The spine is a complex structure that consists of powerful muscles and tough bones of different shapes and sizes.
Both components, muscles and bones, in addition to ligaments, tendons, fascia and nerves are linked with each other and therefore the health of some directly affects the others, a balance between both components being necessary so that the health of the back is optimal and the pathology and pain do not occur.
The basic functions of the back could be simplified in:
1. Hold the body to a large extent and allow its movement
2. Contribute to keep the center of gravity stable, at rest and especially in motion.
3. Protect the spinal cord in a bone envelope.
The best way to avoid the pathology and the possible relationship of pain is the conscious and controlled movement that gives us the Pilates, that way we will get:
- The "reorganization" of the muscles of our back underlines the appropriate and sequenced use of it to avoid contractures.

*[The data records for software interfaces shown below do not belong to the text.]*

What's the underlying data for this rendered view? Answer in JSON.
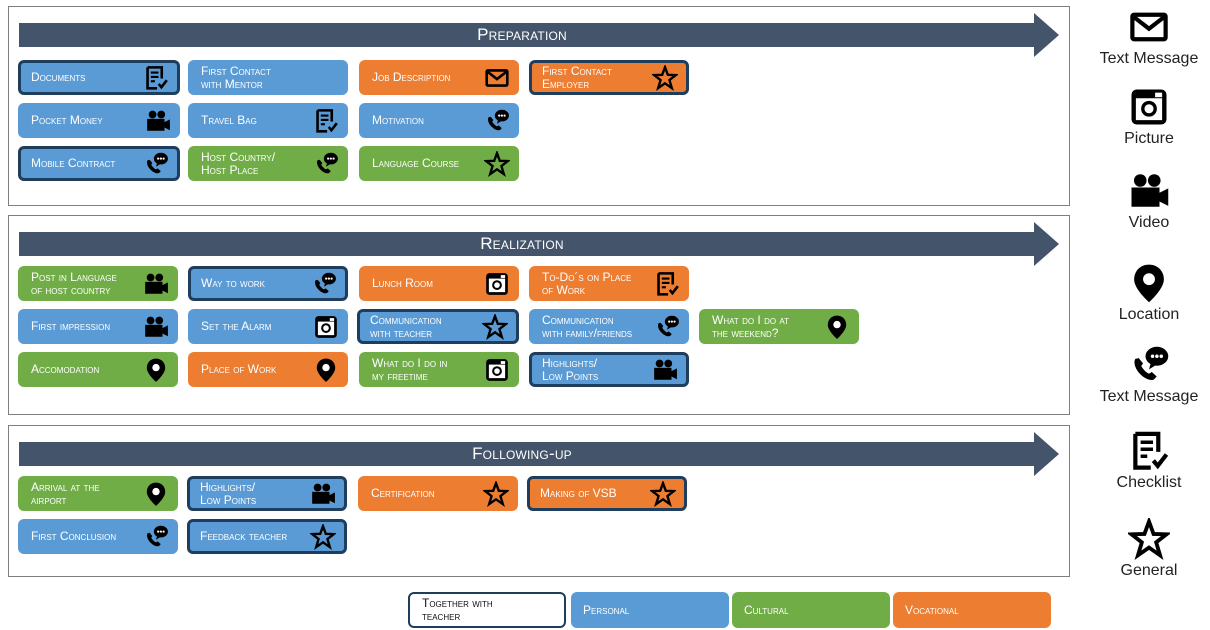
{
  "sections": [
    {
      "title": "Preparation"
    },
    {
      "title": "Realization"
    },
    {
      "title": "Following-up"
    }
  ],
  "cards": {
    "documents": "Documents",
    "first_contact_mentor": "First Contact\nwith Mentor",
    "job_description": "Job Description",
    "first_contact_employer": "First Contact\nEmployer",
    "pocket_money": "Pocket Money",
    "travel_bag": "Travel Bag",
    "motivation": "Motivation",
    "mobile_contract": "Mobile Contract",
    "host_country": "Host Country/\nHost Place",
    "language_course": "Language Course",
    "post_in_language": "Post in Language\nof host country",
    "way_to_work": "Way to work",
    "lunch_room": "Lunch Room",
    "todos_place_of_work": "To-Do´s on Place\nof Work",
    "first_impression": "First impression",
    "set_the_alarm": "Set the Alarm",
    "communication_teacher": "Communication\nwith teacher",
    "communication_family": "Communication\nwith family/friends",
    "weekend": "What do I do at\nthe weekend?",
    "accomodation": "Accomodation",
    "place_of_work": "Place of Work",
    "freetime": "What do I do in\nmy freetime",
    "highlights_real": "Highlights/\nLow Points",
    "arrival_airport": "Arrival at the\nairport",
    "highlights_follow": "Highlights/\nLow Points",
    "certification": "Certification",
    "making_of_vsb": "Making of VSB",
    "first_conclusion": "First Conclusion",
    "feedback_teacher": "Feedback teacher"
  },
  "icon_legend": [
    {
      "label": "Text Message",
      "icon": "envelope-icon"
    },
    {
      "label": "Picture",
      "icon": "camera-icon"
    },
    {
      "label": "Video",
      "icon": "video-camera-icon"
    },
    {
      "label": "Location",
      "icon": "location-pin-icon"
    },
    {
      "label": "Text Message",
      "icon": "phone-chat-icon"
    },
    {
      "label": "Checklist",
      "icon": "checklist-icon"
    },
    {
      "label": "General",
      "icon": "star-icon"
    }
  ],
  "color_key": {
    "together_with_teacher": "Together with\nteacher",
    "personal": "Personal",
    "cultural": "Cultural",
    "vocational": "Vocational"
  },
  "colors": {
    "personal": "#5b9bd5",
    "cultural": "#70ad47",
    "vocational": "#ed7d31",
    "arrow": "#44546a",
    "teacher_border": "#1f3e5e"
  }
}
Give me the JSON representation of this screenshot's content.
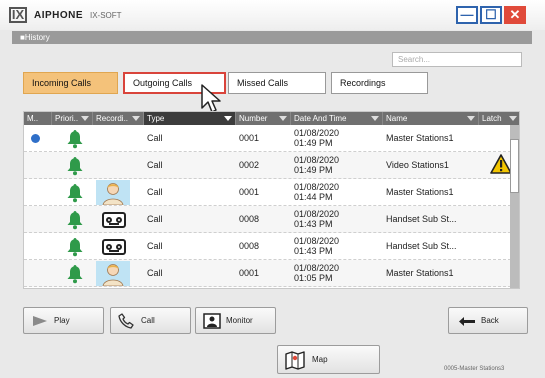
{
  "app": {
    "brand": "AIPHONE",
    "product": "IX-SOFT",
    "logo": "IX"
  },
  "window": {
    "min": "—",
    "max": "☐",
    "close": "✕"
  },
  "history_bar": "■History",
  "search": {
    "placeholder": "Search..."
  },
  "tabs": [
    {
      "label": "Incoming Calls",
      "active": true
    },
    {
      "label": "Outgoing Calls",
      "active": false,
      "highlighted": true
    },
    {
      "label": "Missed Calls",
      "active": false
    },
    {
      "label": "Recordings",
      "active": false
    }
  ],
  "table": {
    "headers": [
      "M..",
      "Priori..",
      "Recordi..",
      "Type",
      "Number",
      "Date And Time",
      "Name",
      "Latch"
    ],
    "rows": [
      {
        "unread": true,
        "priority": "bell-icon",
        "recording": "",
        "type": "Call",
        "number": "0001",
        "date": "01/08/2020",
        "time": "01:49 PM",
        "name": "Master Stations1",
        "latch": ""
      },
      {
        "unread": false,
        "priority": "bell-icon",
        "recording": "",
        "type": "Call",
        "number": "0002",
        "date": "01/08/2020",
        "time": "01:49 PM",
        "name": "Video Stations1",
        "latch": "warning-icon"
      },
      {
        "unread": false,
        "priority": "bell-icon",
        "recording": "thumbnail",
        "type": "Call",
        "number": "0001",
        "date": "01/08/2020",
        "time": "01:44 PM",
        "name": "Master Stations1",
        "latch": ""
      },
      {
        "unread": false,
        "priority": "bell-icon",
        "recording": "voicemail-icon",
        "type": "Call",
        "number": "0008",
        "date": "01/08/2020",
        "time": "01:43 PM",
        "name": "Handset Sub St...",
        "latch": ""
      },
      {
        "unread": false,
        "priority": "bell-icon",
        "recording": "voicemail-icon",
        "type": "Call",
        "number": "0008",
        "date": "01/08/2020",
        "time": "01:43 PM",
        "name": "Handset Sub St...",
        "latch": ""
      },
      {
        "unread": false,
        "priority": "bell-icon",
        "recording": "thumbnail",
        "type": "Call",
        "number": "0001",
        "date": "01/08/2020",
        "time": "01:05 PM",
        "name": "Master Stations1",
        "latch": ""
      }
    ]
  },
  "buttons": {
    "play": "Play",
    "call": "Call",
    "monitor": "Monitor",
    "back": "Back",
    "map": "Map"
  },
  "status": "0005-Master Stations3",
  "colors": {
    "accent_tab": "#f4c27a",
    "bell": "#2f9a4a",
    "unread_dot": "#2f6fc8",
    "close": "#e04a3a",
    "highlight": "#d9443b",
    "warning": "#f2c500"
  }
}
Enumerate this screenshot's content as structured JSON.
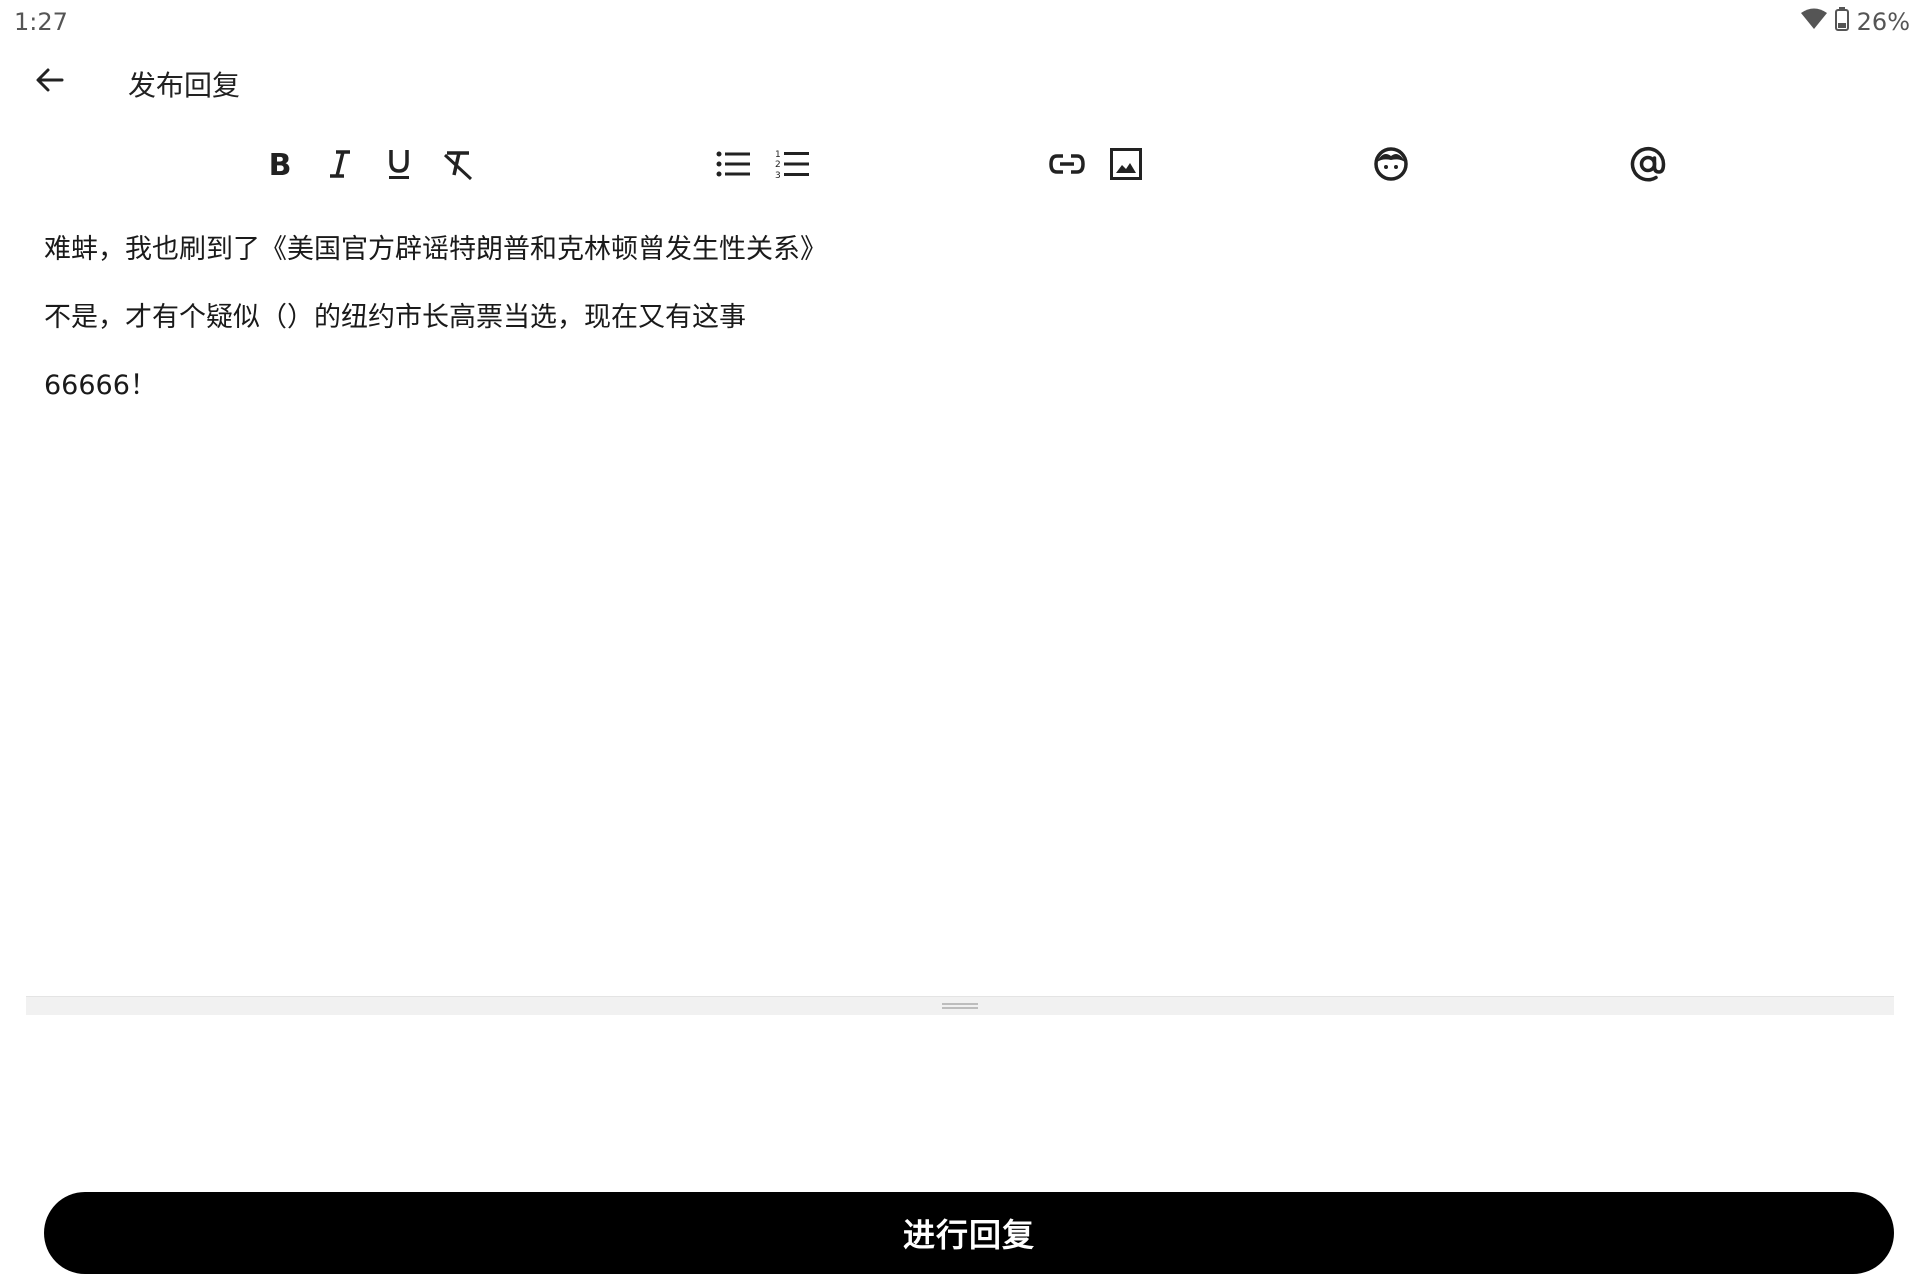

- Strengthening the musculature itself, especially the deep plane of the spine.
- Direct bone stimulation so that our vertebrae are strengthened by regenerating bone components.
- The axial elongation to favor the intervertebral space.
- The correct centralization to activate and protect our lumbopelvic region efficiently.
- The correct use of our shoulder girdle to move efficiently and safely to our back.
- The correct dissociation of our limbs to protect sensitive areas.
- The correct alignment of the body respecting our morphology for a better movement and that the integration of movements is as efficient as possible.
PILATES & SPINE PATHOLOGIES INDEX
1.2 Deep Back Muscles.
1.3 Superficial Back Muscles.
2.2 Cervical or thoracic ostheoarthritis.
2.3 Cervical stenosis.
2.4 Thoracic outlet syndrome.
2.5 Whiplash injury.
3.2 Lumbosacral osteoarthritis.
3.3 Lumbar stenosis.
3.5 Lumbosacral facet joint
syndrome. 3.6 Postural syndrome.
3.8 Sacroiliac joint dysfunction.
4.2 Reformer. 4.3 Cadillac.